━━━ Material for this exercise ━━━

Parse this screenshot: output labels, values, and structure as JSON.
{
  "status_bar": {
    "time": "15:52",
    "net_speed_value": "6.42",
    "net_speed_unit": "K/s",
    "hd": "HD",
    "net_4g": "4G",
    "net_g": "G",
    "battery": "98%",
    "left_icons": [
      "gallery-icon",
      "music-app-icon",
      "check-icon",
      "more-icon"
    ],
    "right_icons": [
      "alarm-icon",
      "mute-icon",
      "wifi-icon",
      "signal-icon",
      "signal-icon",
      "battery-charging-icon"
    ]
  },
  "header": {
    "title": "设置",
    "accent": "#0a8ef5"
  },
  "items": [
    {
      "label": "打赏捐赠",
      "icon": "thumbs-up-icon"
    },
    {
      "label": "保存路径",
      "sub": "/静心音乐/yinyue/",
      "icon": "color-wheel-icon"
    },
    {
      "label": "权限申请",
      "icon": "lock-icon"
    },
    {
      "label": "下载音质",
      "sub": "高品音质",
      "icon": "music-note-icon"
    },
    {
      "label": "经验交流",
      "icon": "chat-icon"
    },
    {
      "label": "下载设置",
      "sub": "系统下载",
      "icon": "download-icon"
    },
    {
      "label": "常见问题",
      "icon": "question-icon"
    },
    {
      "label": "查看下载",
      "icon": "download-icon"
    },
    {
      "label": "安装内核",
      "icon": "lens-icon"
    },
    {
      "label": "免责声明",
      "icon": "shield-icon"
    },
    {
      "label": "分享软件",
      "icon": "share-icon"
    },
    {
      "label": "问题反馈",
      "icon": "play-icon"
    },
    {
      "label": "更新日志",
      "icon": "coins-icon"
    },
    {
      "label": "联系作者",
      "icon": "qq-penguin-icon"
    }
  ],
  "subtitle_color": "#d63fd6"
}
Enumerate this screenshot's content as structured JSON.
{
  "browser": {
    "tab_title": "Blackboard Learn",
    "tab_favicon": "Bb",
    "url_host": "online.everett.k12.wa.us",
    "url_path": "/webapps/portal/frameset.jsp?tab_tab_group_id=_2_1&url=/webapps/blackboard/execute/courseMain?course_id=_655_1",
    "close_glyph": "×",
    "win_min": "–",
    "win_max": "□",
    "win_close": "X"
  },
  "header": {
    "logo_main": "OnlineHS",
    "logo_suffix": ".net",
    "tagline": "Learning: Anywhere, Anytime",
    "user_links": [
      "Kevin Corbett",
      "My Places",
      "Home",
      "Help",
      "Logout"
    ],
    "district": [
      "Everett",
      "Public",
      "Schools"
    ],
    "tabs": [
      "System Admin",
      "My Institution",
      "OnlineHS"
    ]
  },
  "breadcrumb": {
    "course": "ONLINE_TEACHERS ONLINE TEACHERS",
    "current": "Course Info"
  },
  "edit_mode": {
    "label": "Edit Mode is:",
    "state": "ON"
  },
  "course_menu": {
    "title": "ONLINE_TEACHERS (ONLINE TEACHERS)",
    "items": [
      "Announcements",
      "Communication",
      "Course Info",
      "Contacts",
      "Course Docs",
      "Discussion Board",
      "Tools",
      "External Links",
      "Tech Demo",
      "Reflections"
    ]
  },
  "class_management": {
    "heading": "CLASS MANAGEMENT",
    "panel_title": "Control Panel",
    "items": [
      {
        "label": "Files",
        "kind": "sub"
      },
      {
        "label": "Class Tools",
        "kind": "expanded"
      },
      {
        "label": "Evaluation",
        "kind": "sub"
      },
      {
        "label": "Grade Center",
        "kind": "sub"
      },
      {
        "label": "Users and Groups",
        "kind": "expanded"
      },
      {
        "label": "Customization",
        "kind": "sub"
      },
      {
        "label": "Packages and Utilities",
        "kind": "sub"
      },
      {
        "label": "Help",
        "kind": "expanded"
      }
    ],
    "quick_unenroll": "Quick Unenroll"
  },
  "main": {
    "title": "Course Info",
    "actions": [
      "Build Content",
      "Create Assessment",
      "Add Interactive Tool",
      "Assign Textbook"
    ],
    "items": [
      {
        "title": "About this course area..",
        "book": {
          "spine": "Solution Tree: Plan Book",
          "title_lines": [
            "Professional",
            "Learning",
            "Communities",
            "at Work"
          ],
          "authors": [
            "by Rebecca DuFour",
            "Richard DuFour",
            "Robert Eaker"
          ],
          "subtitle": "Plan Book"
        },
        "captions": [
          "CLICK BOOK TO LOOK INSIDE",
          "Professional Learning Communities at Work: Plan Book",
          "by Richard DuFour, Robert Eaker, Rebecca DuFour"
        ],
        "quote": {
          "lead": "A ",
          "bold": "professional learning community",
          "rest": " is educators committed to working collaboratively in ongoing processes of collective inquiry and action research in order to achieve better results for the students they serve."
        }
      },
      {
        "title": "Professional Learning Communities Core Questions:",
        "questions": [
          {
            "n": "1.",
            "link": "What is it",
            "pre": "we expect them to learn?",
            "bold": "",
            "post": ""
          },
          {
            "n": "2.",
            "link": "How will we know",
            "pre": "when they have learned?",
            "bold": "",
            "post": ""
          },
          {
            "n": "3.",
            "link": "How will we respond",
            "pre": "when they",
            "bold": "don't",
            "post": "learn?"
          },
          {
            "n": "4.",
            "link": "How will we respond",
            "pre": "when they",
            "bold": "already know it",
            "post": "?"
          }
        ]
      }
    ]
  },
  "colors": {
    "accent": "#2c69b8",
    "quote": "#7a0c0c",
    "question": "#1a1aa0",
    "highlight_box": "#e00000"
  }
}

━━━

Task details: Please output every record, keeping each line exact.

Output:
Parse this screenshot: output labels, values, and structure as JSON.
{
  "status_bar": {
    "time": "15:52",
    "net_speed_value": "6.42",
    "net_speed_unit": "K/s",
    "hd": "HD",
    "net_4g": "4G",
    "net_g": "G",
    "battery": "98%",
    "left_icons": [
      "gallery-icon",
      "music-app-icon",
      "check-icon",
      "more-icon"
    ],
    "right_icons": [
      "alarm-icon",
      "mute-icon",
      "wifi-icon",
      "signal-icon",
      "signal-icon",
      "battery-charging-icon"
    ]
  },
  "header": {
    "title": "设置",
    "accent": "#0a8ef5"
  },
  "items": [
    {
      "label": "打赏捐赠",
      "icon": "thumbs-up-icon"
    },
    {
      "label": "保存路径",
      "sub": "/静心音乐/yinyue/",
      "icon": "color-wheel-icon"
    },
    {
      "label": "权限申请",
      "icon": "lock-icon"
    },
    {
      "label": "下载音质",
      "sub": "高品音质",
      "icon": "music-note-icon"
    },
    {
      "label": "经验交流",
      "icon": "chat-icon"
    },
    {
      "label": "下载设置",
      "sub": "系统下载",
      "icon": "download-icon"
    },
    {
      "label": "常见问题",
      "icon": "question-icon"
    },
    {
      "label": "查看下载",
      "icon": "download-icon"
    },
    {
      "label": "安装内核",
      "icon": "lens-icon"
    },
    {
      "label": "免责声明",
      "icon": "shield-icon"
    },
    {
      "label": "分享软件",
      "icon": "share-icon"
    },
    {
      "label": "问题反馈",
      "icon": "play-icon"
    },
    {
      "label": "更新日志",
      "icon": "coins-icon"
    },
    {
      "label": "联系作者",
      "icon": "qq-penguin-icon"
    }
  ],
  "subtitle_color": "#d63fd6"
}
Enumerate this screenshot's content as structured JSON.
{
  "browser": {
    "tab_title": "Blackboard Learn",
    "tab_favicon": "Bb",
    "url_host": "online.everett.k12.wa.us",
    "url_path": "/webapps/portal/frameset.jsp?tab_tab_group_id=_2_1&url=/webapps/blackboard/execute/courseMain?course_id=_655_1",
    "close_glyph": "×",
    "win_min": "–",
    "win_max": "□",
    "win_close": "X"
  },
  "header": {
    "logo_main": "OnlineHS",
    "logo_suffix": ".net",
    "tagline": "Learning: Anywhere, Anytime",
    "user_links": [
      "Kevin Corbett",
      "My Places",
      "Home",
      "Help",
      "Logout"
    ],
    "district": [
      "Everett",
      "Public",
      "Schools"
    ],
    "tabs": [
      "System Admin",
      "My Institution",
      "OnlineHS"
    ]
  },
  "breadcrumb": {
    "course": "ONLINE_TEACHERS ONLINE TEACHERS",
    "current": "Course Info"
  },
  "edit_mode": {
    "label": "Edit Mode is:",
    "state": "ON"
  },
  "course_menu": {
    "title": "ONLINE_TEACHERS (ONLINE TEACHERS)",
    "items": [
      "Announcements",
      "Communication",
      "Course Info",
      "Contacts",
      "Course Docs",
      "Discussion Board",
      "Tools",
      "External Links",
      "Tech Demo",
      "Reflections"
    ]
  },
  "class_management": {
    "heading": "CLASS MANAGEMENT",
    "panel_title": "Control Panel",
    "items": [
      {
        "label": "Files",
        "kind": "sub"
      },
      {
        "label": "Class Tools",
        "kind": "expanded"
      },
      {
        "label": "Evaluation",
        "kind": "sub"
      },
      {
        "label": "Grade Center",
        "kind": "sub"
      },
      {
        "label": "Users and Groups",
        "kind": "expanded"
      },
      {
        "label": "Customization",
        "kind": "sub"
      },
      {
        "label": "Packages and Utilities",
        "kind": "sub"
      },
      {
        "label": "Help",
        "kind": "expanded"
      }
    ],
    "quick_unenroll": "Quick Unenroll"
  },
  "main": {
    "title": "Course Info",
    "actions": [
      "Build Content",
      "Create Assessment",
      "Add Interactive Tool",
      "Assign Textbook"
    ],
    "items": [
      {
        "title": "About this course area..",
        "book": {
          "spine": "Solution Tree: Plan Book",
          "title_lines": [
            "Professional",
            "Learning",
            "Communities",
            "at Work"
          ],
          "authors": [
            "by Rebecca DuFour",
            "Richard DuFour",
            "Robert Eaker"
          ],
          "subtitle": "Plan Book"
        },
        "captions": [
          "CLICK BOOK TO LOOK INSIDE",
          "Professional Learning Communities at Work: Plan Book",
          "by Richard DuFour, Robert Eaker, Rebecca DuFour"
        ],
        "quote": {
          "lead": "A ",
          "bold": "professional learning community",
          "rest": " is educators committed to working collaboratively in ongoing processes of collective inquiry and action research in order to achieve better results for the students they serve."
        }
      },
      {
        "title": "Professional Learning Communities Core Questions:",
        "questions": [
          {
            "n": "1.",
            "link": "What is it",
            "pre": "we expect them to learn?",
            "bold": "",
            "post": ""
          },
          {
            "n": "2.",
            "link": "How will we know",
            "pre": "when they have learned?",
            "bold": "",
            "post": ""
          },
          {
            "n": "3.",
            "link": "How will we respond",
            "pre": "when they",
            "bold": "don't",
            "post": "learn?"
          },
          {
            "n": "4.",
            "link": "How will we respond",
            "pre": "when they",
            "bold": "already know it",
            "post": "?"
          }
        ]
      }
    ]
  },
  "colors": {
    "accent": "#2c69b8",
    "quote": "#7a0c0c",
    "question": "#1a1aa0",
    "highlight_box": "#e00000"
  }
}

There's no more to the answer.